The film's score was nominated for an Academy Award, and for once, I'd argue the loss (to Shakespeare in Love) was deserved, despite the presence of Jerry Goldsmith. The music isn't bad, but it's not the film's strong point. Unfortunately, it's nearly impossible for animated films to compete in most Oscar categories. On the other hand, the film cleaned house at the Annie Awards, proving that Disney was still on top when it came to animated features -- but then, its only real competition that year was 1997's Anastasia.

Mulan is scheduled to get a direct-to-video sequel in 2003, but information on it is, as yet, scarce.

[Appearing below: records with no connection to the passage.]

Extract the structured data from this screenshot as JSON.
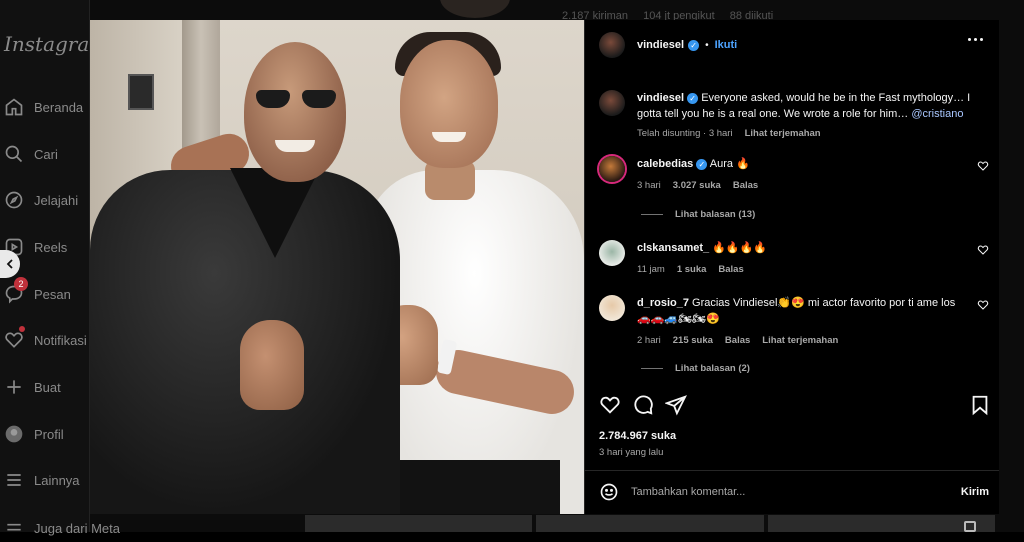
{
  "app": {
    "logo": "Instagram"
  },
  "sidebar": {
    "items": [
      {
        "label": "Beranda",
        "icon": "home-icon"
      },
      {
        "label": "Cari",
        "icon": "search-icon"
      },
      {
        "label": "Jelajahi",
        "icon": "compass-icon"
      },
      {
        "label": "Reels",
        "icon": "reels-icon"
      },
      {
        "label": "Pesan",
        "icon": "messenger-icon",
        "badge": "2"
      },
      {
        "label": "Notifikasi",
        "icon": "heart-icon"
      },
      {
        "label": "Buat",
        "icon": "plus-icon"
      },
      {
        "label": "Profil",
        "icon": "profile-avatar"
      },
      {
        "label": "Lainnya",
        "icon": "menu-icon"
      }
    ],
    "footer": "Juga dari Meta"
  },
  "profile_stats": {
    "posts": "2.187 kiriman",
    "followers": "104 jt pengikut",
    "following": "88 diikuti"
  },
  "post": {
    "author": "vindiesel",
    "follow_label": "Ikuti",
    "caption": "Everyone asked, would he be in the Fast mythology… I gotta tell you he is a real one. We wrote a role for him…",
    "caption_mention": "@cristiano",
    "caption_edited": "Telah disunting · 3 hari",
    "see_translation": "Lihat terjemahan",
    "comments": [
      {
        "user": "calebedias",
        "verified": true,
        "text": "Aura 🔥",
        "time": "3 hari",
        "likes": "3.027 suka",
        "reply": "Balas",
        "view_replies": "Lihat balasan (13)"
      },
      {
        "user": "clskansamet_",
        "verified": false,
        "text": "🔥🔥🔥🔥",
        "time": "11 jam",
        "likes": "1 suka",
        "reply": "Balas"
      },
      {
        "user": "d_rosio_7",
        "verified": false,
        "text": "Gracias Vindiesel👏😍 mi actor favorito por ti ame los 🚗🚗🚙🏍🏍😍",
        "time": "2 hari",
        "likes": "215 suka",
        "reply": "Balas",
        "translation": "Lihat terjemahan",
        "view_replies": "Lihat balasan (2)"
      }
    ],
    "likes_total": "2.784.967 suka",
    "posted_ago": "3 hari yang lalu",
    "comment_placeholder": "Tambahkan komentar...",
    "send_label": "Kirim"
  },
  "colors": {
    "link_blue": "#4da3ff",
    "verified_blue": "#3797f0",
    "badge_red": "#c0313b"
  }
}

None of the possibilities seem appealing, but we'll see.

Mulan is a fine action/adventure/comedy film, and although it had all of the elements of Disney's recent successful formula, it changed the mix, emphasizing the action and character development rather than music and romance. It clearly laid the groundwork for the big changes exhibited by Tarzan, The Emperor's New Groove, and Atlantis: The Lost Empire, and so could mark the beginning of the second phase of Disney's revitalization of its animated features.

Information for the Disney Animated Features series of nodes comes from the IMDb (www.imdb.com), Frank's Disney Page (http://www.fpx.de/fp/Disney/), and the dark recesses of my own memory.